• _TASK TO CARRY OUT_
Each record needs to be echoed exactly; can you do that?

• _EXERCISE INPUTS_
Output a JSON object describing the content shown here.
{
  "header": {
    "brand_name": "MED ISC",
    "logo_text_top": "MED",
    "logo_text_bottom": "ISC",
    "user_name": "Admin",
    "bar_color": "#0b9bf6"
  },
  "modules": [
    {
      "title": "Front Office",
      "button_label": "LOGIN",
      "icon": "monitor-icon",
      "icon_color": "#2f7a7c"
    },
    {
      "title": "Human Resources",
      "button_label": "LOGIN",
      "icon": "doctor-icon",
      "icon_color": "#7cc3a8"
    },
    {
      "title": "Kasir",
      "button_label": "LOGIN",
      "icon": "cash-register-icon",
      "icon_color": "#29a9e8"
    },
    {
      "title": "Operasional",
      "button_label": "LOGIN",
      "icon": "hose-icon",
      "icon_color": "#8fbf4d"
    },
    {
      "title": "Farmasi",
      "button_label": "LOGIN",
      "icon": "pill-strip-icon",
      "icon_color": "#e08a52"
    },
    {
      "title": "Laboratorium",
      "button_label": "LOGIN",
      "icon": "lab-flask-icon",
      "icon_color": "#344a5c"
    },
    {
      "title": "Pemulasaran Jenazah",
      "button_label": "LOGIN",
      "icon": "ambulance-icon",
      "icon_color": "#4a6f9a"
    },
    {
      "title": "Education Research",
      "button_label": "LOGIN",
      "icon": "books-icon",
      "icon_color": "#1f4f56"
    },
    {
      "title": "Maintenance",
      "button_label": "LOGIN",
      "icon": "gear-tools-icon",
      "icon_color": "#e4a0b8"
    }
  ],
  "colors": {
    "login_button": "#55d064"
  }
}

• _SOLUTION_
Output a JSON object describing the content shown here.
{
  "header": {
    "brand_name": "MED ISC",
    "logo_text_top": "MED",
    "logo_text_bottom": "ISC",
    "user_name": "Admin",
    "bar_color": "#0b9bf6"
  },
  "modules": [
    {
      "title": "Front Office",
      "button_label": "LOGIN",
      "icon": "monitor-icon",
      "icon_color": "#2f7a7c"
    },
    {
      "title": "Human Resources",
      "button_label": "LOGIN",
      "icon": "doctor-icon",
      "icon_color": "#7cc3a8"
    },
    {
      "title": "Kasir",
      "button_label": "LOGIN",
      "icon": "cash-register-icon",
      "icon_color": "#29a9e8"
    },
    {
      "title": "Operasional",
      "button_label": "LOGIN",
      "icon": "hose-icon",
      "icon_color": "#8fbf4d"
    },
    {
      "title": "Farmasi",
      "button_label": "LOGIN",
      "icon": "pill-strip-icon",
      "icon_color": "#e08a52"
    },
    {
      "title": "Laboratorium",
      "button_label": "LOGIN",
      "icon": "lab-flask-icon",
      "icon_color": "#344a5c"
    },
    {
      "title": "Pemulasaran Jenazah",
      "button_label": "LOGIN",
      "icon": "ambulance-icon",
      "icon_color": "#4a6f9a"
    },
    {
      "title": "Education Research",
      "button_label": "LOGIN",
      "icon": "books-icon",
      "icon_color": "#1f4f56"
    },
    {
      "title": "Maintenance",
      "button_label": "LOGIN",
      "icon": "gear-tools-icon",
      "icon_color": "#e4a0b8"
    }
  ],
  "colors": {
    "login_button": "#55d064"
  }
}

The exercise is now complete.